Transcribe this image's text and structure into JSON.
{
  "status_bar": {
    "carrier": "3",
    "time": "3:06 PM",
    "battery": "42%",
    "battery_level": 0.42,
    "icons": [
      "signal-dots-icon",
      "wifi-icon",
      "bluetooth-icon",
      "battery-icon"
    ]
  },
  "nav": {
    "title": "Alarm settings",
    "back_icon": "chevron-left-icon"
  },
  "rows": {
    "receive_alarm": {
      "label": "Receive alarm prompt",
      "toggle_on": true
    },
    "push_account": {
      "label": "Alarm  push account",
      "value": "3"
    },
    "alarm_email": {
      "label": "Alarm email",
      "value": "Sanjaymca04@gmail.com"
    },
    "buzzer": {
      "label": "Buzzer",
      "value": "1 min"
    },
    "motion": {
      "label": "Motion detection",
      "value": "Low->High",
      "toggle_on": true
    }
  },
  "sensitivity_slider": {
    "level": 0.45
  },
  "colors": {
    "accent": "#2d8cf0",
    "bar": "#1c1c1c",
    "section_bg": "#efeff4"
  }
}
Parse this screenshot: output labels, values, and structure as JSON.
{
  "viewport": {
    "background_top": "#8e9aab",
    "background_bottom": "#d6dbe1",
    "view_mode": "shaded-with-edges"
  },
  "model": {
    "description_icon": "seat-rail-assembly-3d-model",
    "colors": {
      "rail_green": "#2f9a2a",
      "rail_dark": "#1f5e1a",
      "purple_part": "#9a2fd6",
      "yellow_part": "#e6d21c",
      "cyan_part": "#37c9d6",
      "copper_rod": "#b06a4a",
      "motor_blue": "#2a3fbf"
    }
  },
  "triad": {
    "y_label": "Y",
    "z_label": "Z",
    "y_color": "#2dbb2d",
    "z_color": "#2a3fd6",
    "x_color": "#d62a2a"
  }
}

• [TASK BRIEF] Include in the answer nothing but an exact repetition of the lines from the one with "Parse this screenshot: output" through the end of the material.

• [REPLY TO THE TASK]
Parse this screenshot: output labels, values, and structure as JSON.
{
  "viewport": {
    "background_top": "#8e9aab",
    "background_bottom": "#d6dbe1",
    "view_mode": "shaded-with-edges"
  },
  "model": {
    "description_icon": "seat-rail-assembly-3d-model",
    "colors": {
      "rail_green": "#2f9a2a",
      "rail_dark": "#1f5e1a",
      "purple_part": "#9a2fd6",
      "yellow_part": "#e6d21c",
      "cyan_part": "#37c9d6",
      "copper_rod": "#b06a4a",
      "motor_blue": "#2a3fbf"
    }
  },
  "triad": {
    "y_label": "Y",
    "z_label": "Z",
    "y_color": "#2dbb2d",
    "z_color": "#2a3fd6",
    "x_color": "#d62a2a"
  }
}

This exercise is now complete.